(Directions for this task):
What lines in the records below include the word "Meeting"? Return each one.

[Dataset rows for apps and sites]
------------------------------------

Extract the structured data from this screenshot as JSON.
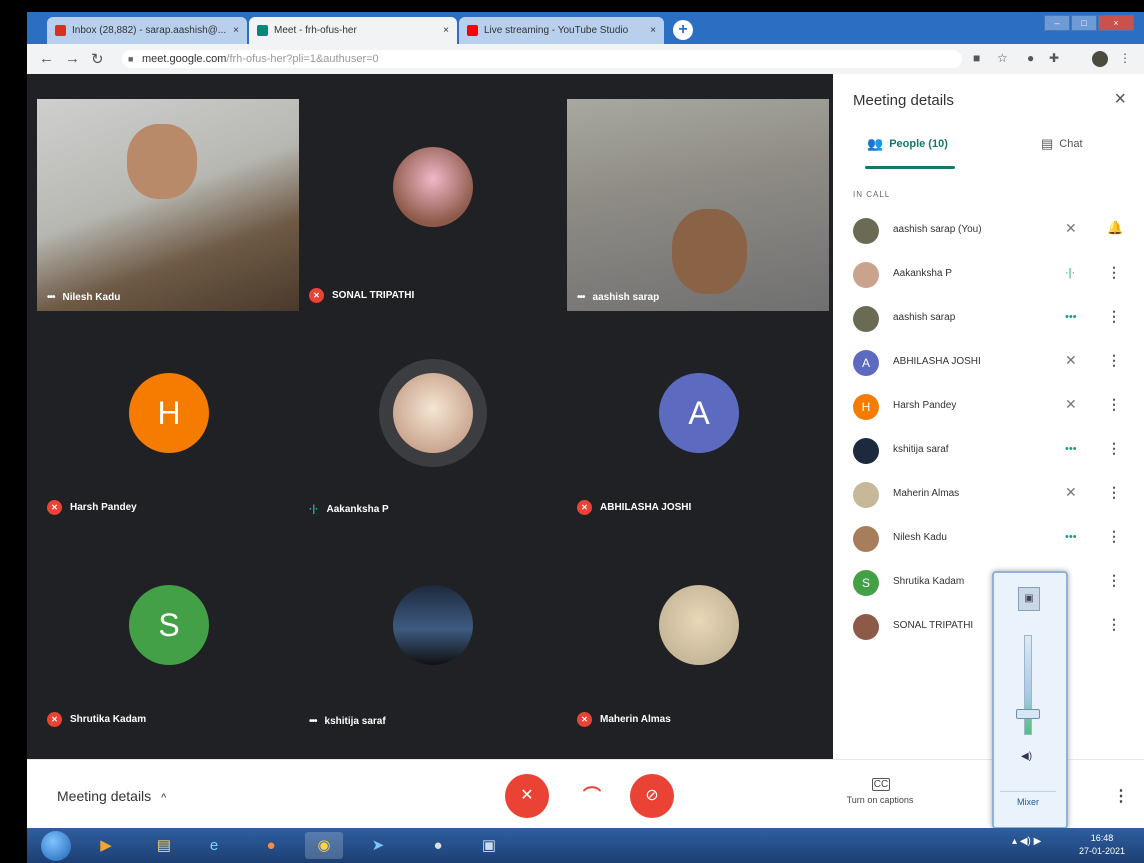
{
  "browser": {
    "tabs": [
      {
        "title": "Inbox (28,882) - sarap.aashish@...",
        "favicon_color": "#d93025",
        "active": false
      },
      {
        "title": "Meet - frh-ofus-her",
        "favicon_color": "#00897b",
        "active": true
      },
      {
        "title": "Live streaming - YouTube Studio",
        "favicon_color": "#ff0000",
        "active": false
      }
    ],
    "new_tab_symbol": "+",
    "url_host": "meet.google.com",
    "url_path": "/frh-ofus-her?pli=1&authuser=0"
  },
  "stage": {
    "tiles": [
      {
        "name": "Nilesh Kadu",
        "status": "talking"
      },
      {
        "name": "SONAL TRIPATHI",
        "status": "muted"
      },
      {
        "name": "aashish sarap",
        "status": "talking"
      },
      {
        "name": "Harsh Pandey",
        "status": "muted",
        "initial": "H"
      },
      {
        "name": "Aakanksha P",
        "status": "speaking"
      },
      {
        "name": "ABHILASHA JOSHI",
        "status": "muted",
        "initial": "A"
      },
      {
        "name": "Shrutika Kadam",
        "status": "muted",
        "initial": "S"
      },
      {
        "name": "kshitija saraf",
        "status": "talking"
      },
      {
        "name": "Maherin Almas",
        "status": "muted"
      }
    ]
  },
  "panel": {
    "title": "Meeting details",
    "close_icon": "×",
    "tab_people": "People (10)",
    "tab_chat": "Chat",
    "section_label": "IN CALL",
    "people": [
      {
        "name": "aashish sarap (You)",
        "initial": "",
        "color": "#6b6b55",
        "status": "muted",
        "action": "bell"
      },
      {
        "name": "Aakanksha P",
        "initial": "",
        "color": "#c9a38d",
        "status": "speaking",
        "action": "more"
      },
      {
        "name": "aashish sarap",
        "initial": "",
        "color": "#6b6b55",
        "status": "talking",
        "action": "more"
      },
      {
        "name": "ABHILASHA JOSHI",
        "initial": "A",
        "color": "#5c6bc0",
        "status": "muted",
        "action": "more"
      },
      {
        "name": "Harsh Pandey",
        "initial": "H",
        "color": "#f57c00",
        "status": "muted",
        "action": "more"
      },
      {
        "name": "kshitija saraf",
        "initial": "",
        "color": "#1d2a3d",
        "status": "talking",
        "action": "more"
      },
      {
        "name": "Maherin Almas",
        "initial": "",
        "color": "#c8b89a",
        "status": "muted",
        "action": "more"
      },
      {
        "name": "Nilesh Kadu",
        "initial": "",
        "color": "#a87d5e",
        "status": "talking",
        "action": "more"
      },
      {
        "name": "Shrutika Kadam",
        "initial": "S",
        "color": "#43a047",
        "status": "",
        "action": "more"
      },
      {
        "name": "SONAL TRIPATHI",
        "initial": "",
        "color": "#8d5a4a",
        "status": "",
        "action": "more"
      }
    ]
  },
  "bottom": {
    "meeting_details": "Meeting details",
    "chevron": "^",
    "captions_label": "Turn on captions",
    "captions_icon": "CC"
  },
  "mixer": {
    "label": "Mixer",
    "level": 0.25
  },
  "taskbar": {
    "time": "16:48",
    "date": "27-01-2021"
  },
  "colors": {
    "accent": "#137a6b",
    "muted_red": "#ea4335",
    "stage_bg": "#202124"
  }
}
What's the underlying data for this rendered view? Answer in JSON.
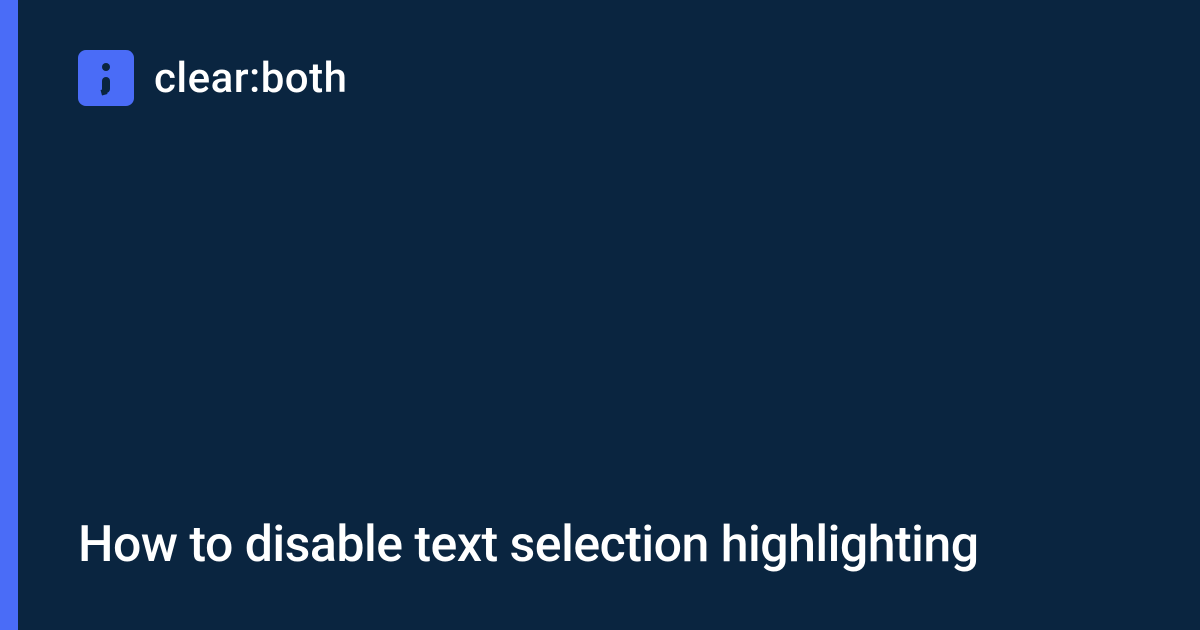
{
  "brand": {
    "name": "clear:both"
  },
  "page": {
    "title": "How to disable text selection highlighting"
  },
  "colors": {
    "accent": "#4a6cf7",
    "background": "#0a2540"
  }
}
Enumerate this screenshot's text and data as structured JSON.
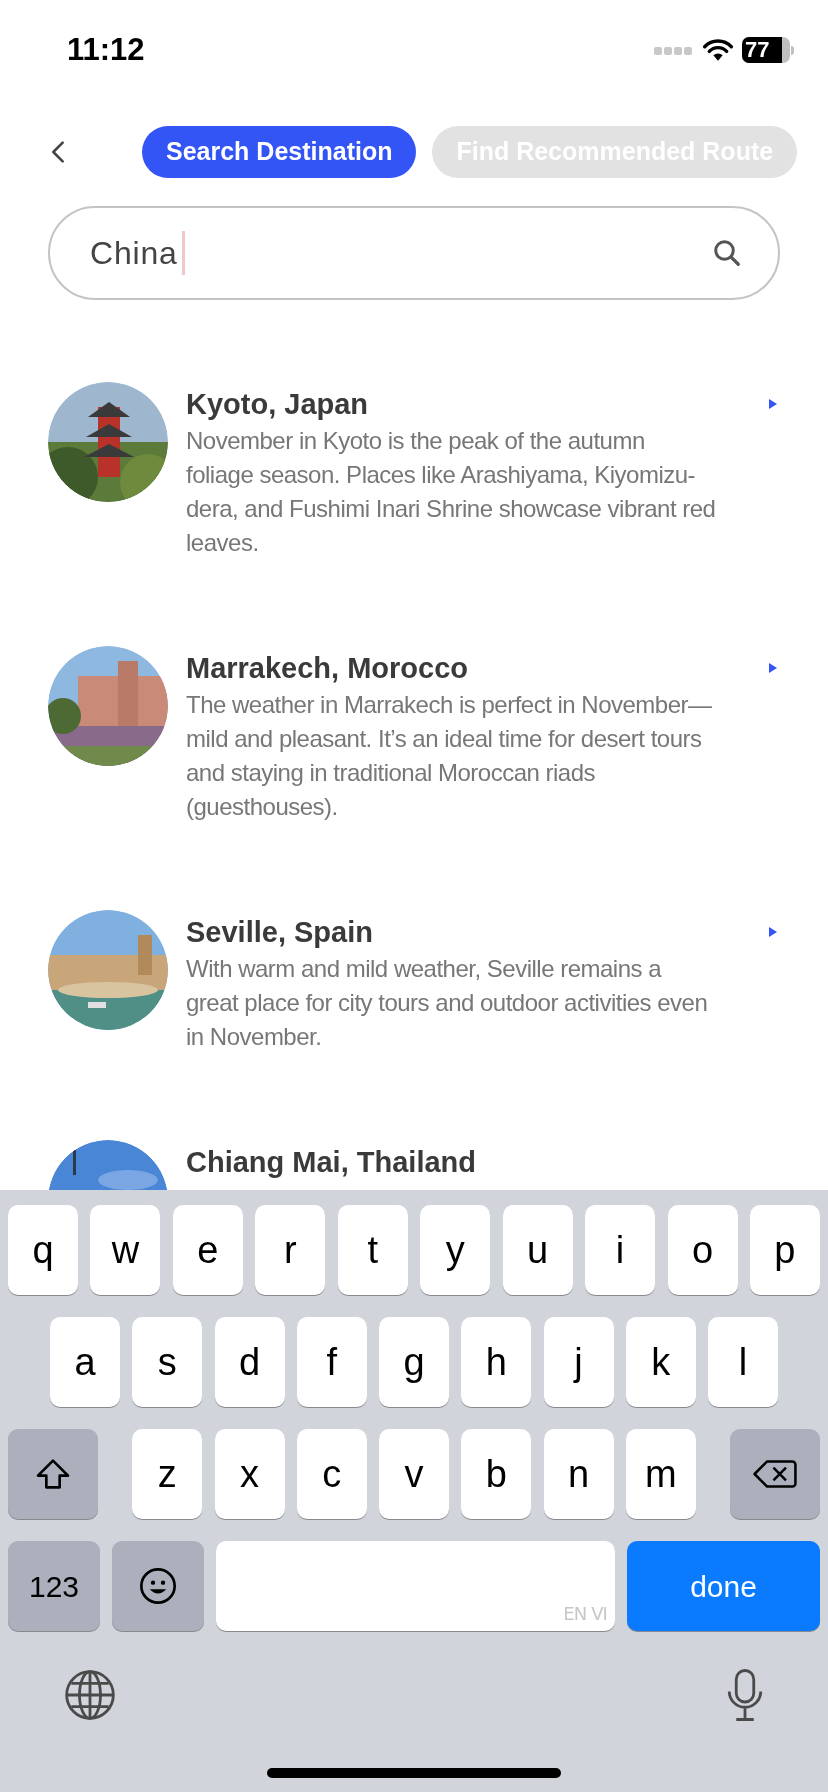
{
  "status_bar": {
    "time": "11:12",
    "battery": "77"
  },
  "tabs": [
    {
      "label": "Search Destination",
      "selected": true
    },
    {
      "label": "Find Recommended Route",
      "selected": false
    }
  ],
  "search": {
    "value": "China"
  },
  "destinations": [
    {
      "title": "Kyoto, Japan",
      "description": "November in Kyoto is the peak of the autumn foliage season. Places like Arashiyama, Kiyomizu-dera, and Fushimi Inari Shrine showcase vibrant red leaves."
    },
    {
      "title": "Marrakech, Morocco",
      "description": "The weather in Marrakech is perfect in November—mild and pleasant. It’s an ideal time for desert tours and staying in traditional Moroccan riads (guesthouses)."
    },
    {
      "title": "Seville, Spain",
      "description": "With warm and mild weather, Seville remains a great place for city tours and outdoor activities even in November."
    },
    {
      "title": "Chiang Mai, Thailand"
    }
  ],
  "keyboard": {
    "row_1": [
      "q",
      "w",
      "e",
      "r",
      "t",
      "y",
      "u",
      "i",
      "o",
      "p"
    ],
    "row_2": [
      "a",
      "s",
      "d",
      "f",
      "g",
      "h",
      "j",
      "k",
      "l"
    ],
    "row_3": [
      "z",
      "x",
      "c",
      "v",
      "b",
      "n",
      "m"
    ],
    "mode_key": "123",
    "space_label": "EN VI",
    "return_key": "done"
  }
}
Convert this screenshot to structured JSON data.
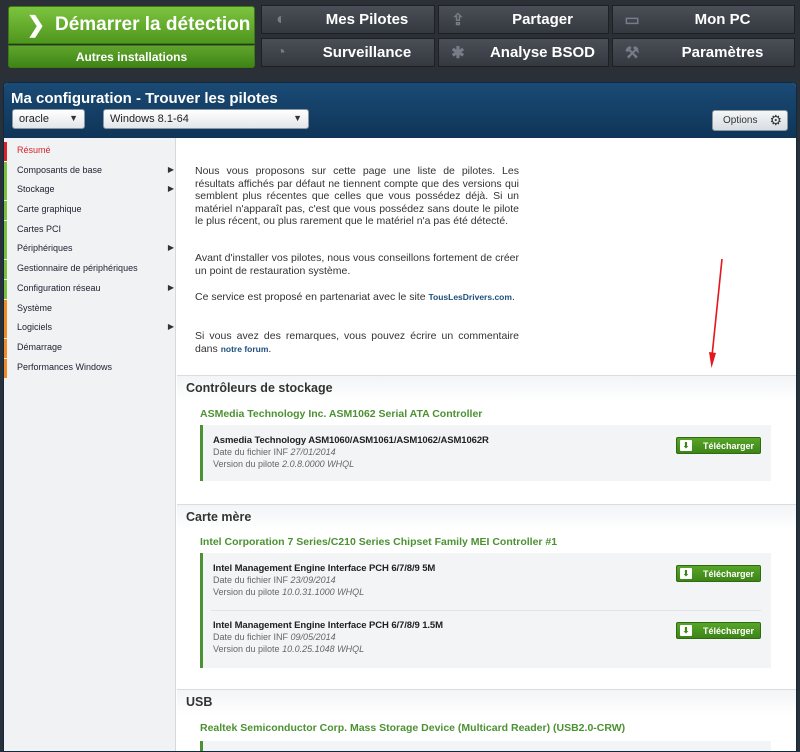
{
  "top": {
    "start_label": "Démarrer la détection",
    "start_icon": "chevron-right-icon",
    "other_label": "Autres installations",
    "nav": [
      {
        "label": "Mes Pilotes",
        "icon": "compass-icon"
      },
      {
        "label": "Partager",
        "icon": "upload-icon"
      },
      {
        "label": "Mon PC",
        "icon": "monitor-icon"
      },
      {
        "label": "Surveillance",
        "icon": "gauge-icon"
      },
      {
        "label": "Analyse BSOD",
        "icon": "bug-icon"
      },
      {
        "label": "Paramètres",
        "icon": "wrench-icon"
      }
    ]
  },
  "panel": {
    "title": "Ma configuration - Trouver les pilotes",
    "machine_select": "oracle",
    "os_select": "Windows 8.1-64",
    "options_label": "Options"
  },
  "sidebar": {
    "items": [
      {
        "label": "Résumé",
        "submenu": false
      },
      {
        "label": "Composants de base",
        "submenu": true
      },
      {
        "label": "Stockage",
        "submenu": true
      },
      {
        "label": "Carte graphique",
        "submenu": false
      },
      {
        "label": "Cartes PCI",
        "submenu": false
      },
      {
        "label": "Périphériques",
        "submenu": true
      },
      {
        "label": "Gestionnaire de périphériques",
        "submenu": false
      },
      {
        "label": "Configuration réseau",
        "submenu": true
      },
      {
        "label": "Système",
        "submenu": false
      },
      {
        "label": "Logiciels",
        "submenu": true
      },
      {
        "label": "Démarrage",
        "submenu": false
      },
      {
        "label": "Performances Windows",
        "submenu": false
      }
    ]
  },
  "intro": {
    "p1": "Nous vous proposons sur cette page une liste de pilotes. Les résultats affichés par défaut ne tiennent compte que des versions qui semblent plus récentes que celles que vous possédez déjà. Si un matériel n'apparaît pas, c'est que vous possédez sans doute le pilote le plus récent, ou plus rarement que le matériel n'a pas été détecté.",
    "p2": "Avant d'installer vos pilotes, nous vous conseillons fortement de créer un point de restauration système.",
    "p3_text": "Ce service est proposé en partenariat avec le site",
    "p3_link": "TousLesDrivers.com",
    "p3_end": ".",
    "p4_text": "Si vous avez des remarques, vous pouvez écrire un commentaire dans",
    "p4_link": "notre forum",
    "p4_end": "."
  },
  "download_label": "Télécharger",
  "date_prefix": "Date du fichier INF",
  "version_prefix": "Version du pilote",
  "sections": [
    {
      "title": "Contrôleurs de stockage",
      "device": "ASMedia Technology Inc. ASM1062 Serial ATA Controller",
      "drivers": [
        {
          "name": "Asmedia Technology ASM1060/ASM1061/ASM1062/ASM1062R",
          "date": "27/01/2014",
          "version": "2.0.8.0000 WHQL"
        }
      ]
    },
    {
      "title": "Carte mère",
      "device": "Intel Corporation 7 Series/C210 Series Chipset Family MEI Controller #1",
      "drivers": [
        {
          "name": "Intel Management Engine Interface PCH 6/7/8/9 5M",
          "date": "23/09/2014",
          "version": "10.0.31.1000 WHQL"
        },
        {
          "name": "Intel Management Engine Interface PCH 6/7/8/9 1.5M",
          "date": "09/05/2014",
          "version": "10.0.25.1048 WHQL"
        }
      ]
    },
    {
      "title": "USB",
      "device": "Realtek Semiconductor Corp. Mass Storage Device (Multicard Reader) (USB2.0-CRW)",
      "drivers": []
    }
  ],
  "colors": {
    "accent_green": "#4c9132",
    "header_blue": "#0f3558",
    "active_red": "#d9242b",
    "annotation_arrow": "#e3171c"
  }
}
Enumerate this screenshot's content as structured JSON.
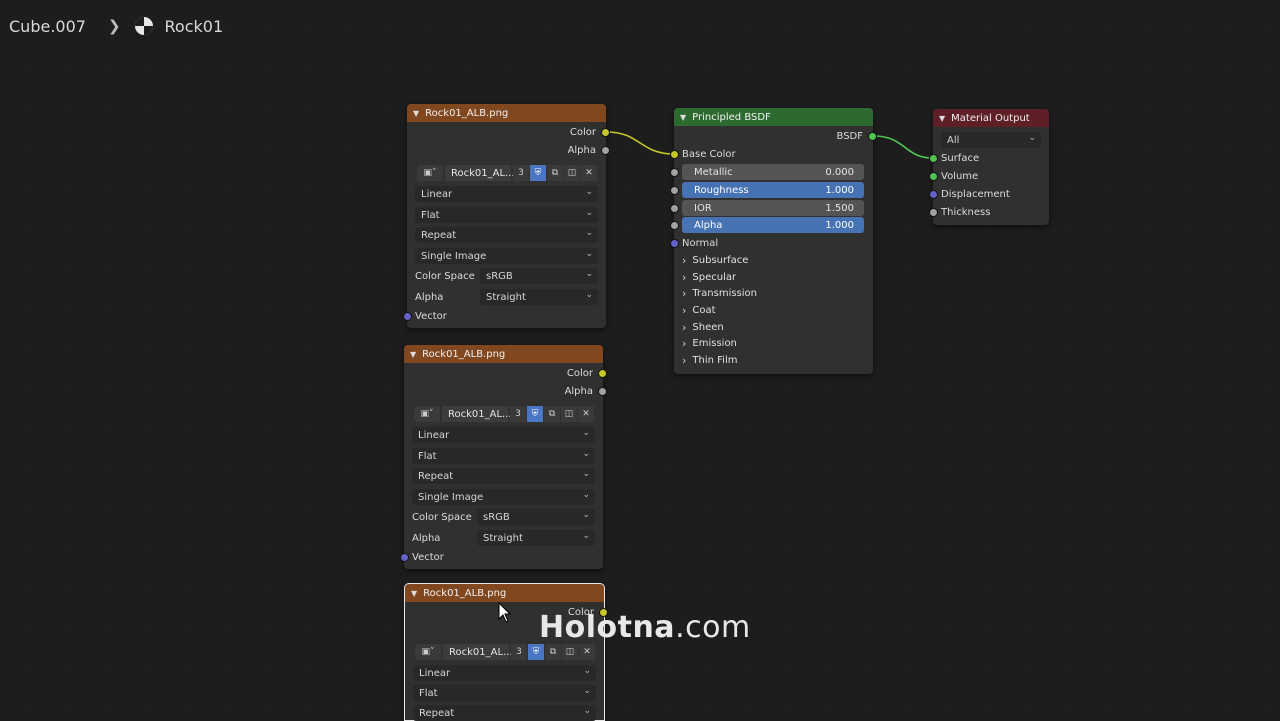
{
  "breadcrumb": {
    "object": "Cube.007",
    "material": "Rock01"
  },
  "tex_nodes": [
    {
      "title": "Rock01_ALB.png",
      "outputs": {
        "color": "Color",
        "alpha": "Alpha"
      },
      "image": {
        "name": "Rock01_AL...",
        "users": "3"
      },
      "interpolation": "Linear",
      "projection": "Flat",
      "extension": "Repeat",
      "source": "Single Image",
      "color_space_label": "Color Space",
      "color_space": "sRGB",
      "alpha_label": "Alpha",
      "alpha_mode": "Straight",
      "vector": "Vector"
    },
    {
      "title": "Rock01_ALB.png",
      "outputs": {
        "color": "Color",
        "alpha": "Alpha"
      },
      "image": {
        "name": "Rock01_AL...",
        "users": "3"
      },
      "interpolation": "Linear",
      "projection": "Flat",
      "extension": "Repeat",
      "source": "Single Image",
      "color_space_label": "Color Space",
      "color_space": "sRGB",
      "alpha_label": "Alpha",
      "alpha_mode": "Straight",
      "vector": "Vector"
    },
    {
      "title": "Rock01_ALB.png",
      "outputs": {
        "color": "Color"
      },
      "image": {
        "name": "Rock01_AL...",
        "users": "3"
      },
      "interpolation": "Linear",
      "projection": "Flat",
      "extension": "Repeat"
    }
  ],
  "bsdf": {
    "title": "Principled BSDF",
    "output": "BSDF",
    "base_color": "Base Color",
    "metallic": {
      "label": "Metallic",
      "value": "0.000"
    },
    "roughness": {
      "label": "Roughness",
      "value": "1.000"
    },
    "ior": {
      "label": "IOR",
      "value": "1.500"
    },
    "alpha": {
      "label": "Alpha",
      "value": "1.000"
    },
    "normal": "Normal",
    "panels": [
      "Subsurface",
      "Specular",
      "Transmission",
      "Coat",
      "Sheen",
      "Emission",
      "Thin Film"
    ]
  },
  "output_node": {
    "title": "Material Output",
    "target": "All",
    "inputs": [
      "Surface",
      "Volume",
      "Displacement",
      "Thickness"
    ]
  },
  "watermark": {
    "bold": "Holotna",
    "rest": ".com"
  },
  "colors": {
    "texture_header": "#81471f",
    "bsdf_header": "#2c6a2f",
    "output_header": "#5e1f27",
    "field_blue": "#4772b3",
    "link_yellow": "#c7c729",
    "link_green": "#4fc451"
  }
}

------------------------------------

(Written response):
    "title": "Meeting details",
    "meeting_details": "Meeting details",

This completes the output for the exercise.